In the immediate future, we do not necessarily see any risks arising from the current, very slow pace that central banks in major developed economies are taking towards normalising monetary policy.
A slower rate of policy unwinding means that interest rates will likely be rising by less than investors had been expecting and hence there should be fewer worries about significant losses in fixed-income portfolios as a result of policy tightening. As for equities, markets generally welcome lower interest rates and indeed, so far markets have reacted positively to the gentle pace adopted by central bankers.
There are, however, two potential downsides. One reason for central banks moving slowly is that inflation has disappointed. While there is little concern about deflation, the question remains as to whether central banks in the US, eurozone and Japan will ever be able to meet their inflation targets. This is modestly negative for equities as revenues will be rising more slowly.
A second reason to worry about slower unwinding is that economic growth is not as strong as hoped, which ultimately feeds into corporate earnings and hence equity and corporate bond prices. ‘Secular stagnation’ is still a longer-term theme and central bank caution reflects this.
Exhibit 1: Headline rates of inflation in OECD and G7 countries

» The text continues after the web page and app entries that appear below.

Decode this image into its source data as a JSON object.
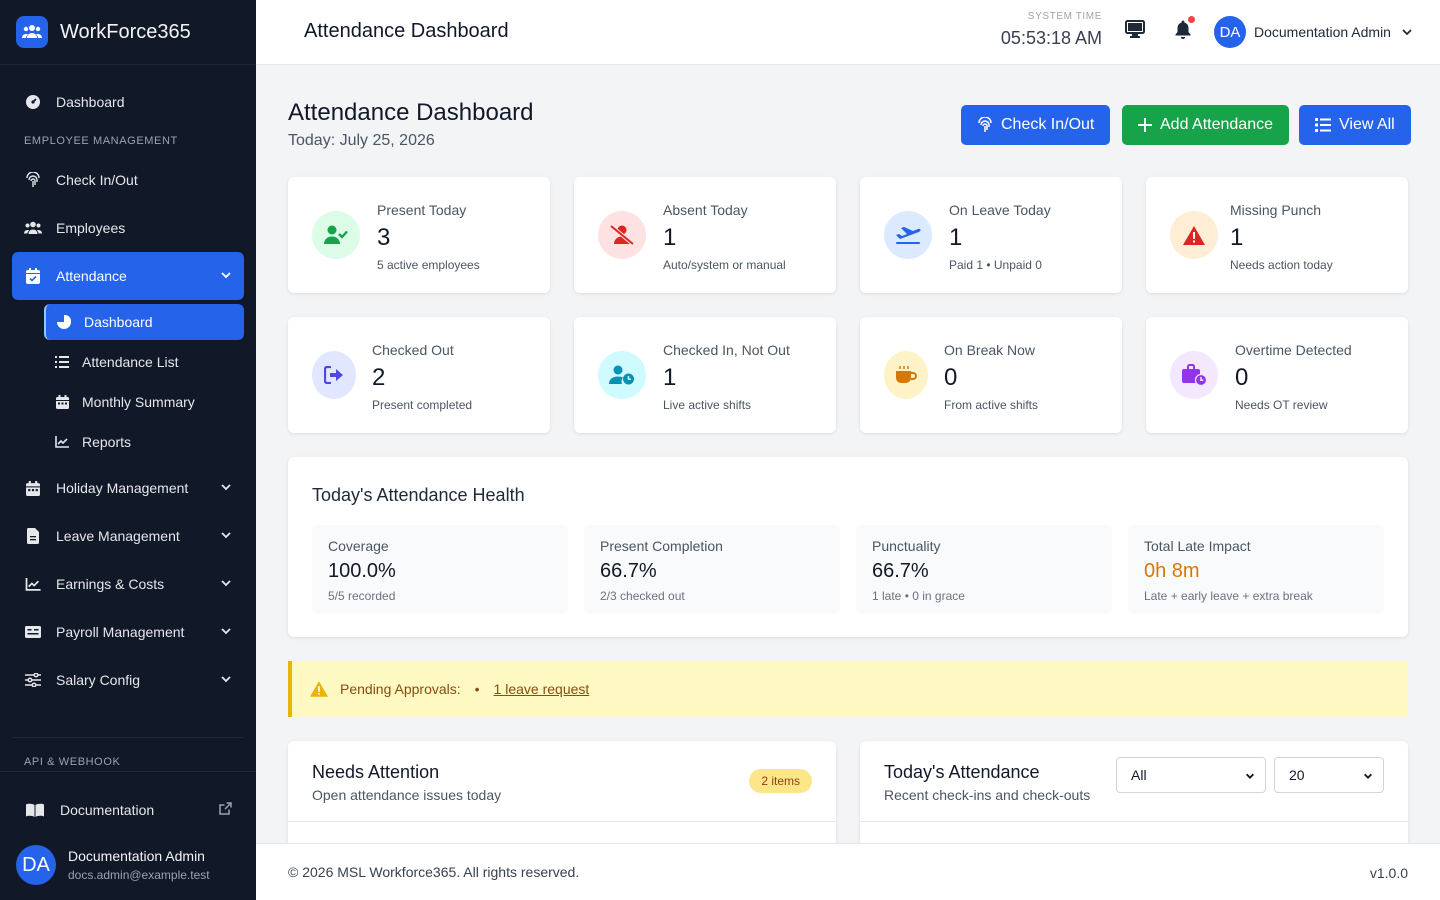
{
  "app": {
    "name": "WorkForce365"
  },
  "sidebar": {
    "dashboard": "Dashboard",
    "section_employee": "EMPLOYEE MANAGEMENT",
    "check_in_out": "Check In/Out",
    "employees": "Employees",
    "attendance": "Attendance",
    "attendance_sub": [
      "Dashboard",
      "Attendance List",
      "Monthly Summary",
      "Reports"
    ],
    "holiday": "Holiday Management",
    "leave": "Leave Management",
    "earnings": "Earnings & Costs",
    "payroll": "Payroll Management",
    "salary": "Salary Config",
    "section_api": "API & WEBHOOK",
    "documentation": "Documentation",
    "user": {
      "initials": "DA",
      "name": "Documentation Admin",
      "email": "docs.admin@example.test"
    }
  },
  "header": {
    "title": "Attendance Dashboard",
    "system_time_label": "SYSTEM TIME",
    "system_time": "05:53:18 AM",
    "user_initials": "DA",
    "user_name": "Documentation Admin"
  },
  "page": {
    "title": "Attendance Dashboard",
    "date": "Today: July 25, 2026",
    "buttons": {
      "check": "Check In/Out",
      "add": "Add Attendance",
      "view": "View All"
    }
  },
  "stats": [
    {
      "label": "Present Today",
      "value": "3",
      "sub": "5 active employees"
    },
    {
      "label": "Absent Today",
      "value": "1",
      "sub": "Auto/system or manual"
    },
    {
      "label": "On Leave Today",
      "value": "1",
      "sub": "Paid 1 • Unpaid 0"
    },
    {
      "label": "Missing Punch",
      "value": "1",
      "sub": "Needs action today"
    },
    {
      "label": "Checked Out",
      "value": "2",
      "sub": "Present completed"
    },
    {
      "label": "Checked In, Not Out",
      "value": "1",
      "sub": "Live active shifts"
    },
    {
      "label": "On Break Now",
      "value": "0",
      "sub": "From active shifts"
    },
    {
      "label": "Overtime Detected",
      "value": "0",
      "sub": "Needs OT review"
    }
  ],
  "health": {
    "title": "Today's Attendance Health",
    "items": [
      {
        "label": "Coverage",
        "value": "100.0%",
        "sub": "5/5 recorded"
      },
      {
        "label": "Present Completion",
        "value": "66.7%",
        "sub": "2/3 checked out"
      },
      {
        "label": "Punctuality",
        "value": "66.7%",
        "sub": "1 late • 0 in grace"
      },
      {
        "label": "Total Late Impact",
        "value": "0h 8m",
        "sub": "Late + early leave + extra break"
      }
    ]
  },
  "alert": {
    "label": "Pending Approvals:",
    "bullet": "•",
    "link": "1 leave request"
  },
  "needs_attention": {
    "title": "Needs Attention",
    "subtitle": "Open attendance issues today",
    "badge": "2 items"
  },
  "today_attendance": {
    "title": "Today's Attendance",
    "subtitle": "Recent check-ins and check-outs",
    "filter_value": "All",
    "page_size": "20"
  },
  "footer": {
    "copyright": "© 2026 MSL Workforce365. All rights reserved.",
    "version": "v1.0.0"
  },
  "colors": {
    "sidebar": "#111827",
    "primary": "#2563eb",
    "success": "#16a34a",
    "warning": "#eab308",
    "late_value": "#d97706"
  }
}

Source: OCED, BNP Paribas Asset Management, as of 06/07/2017
Written on 06/07/2017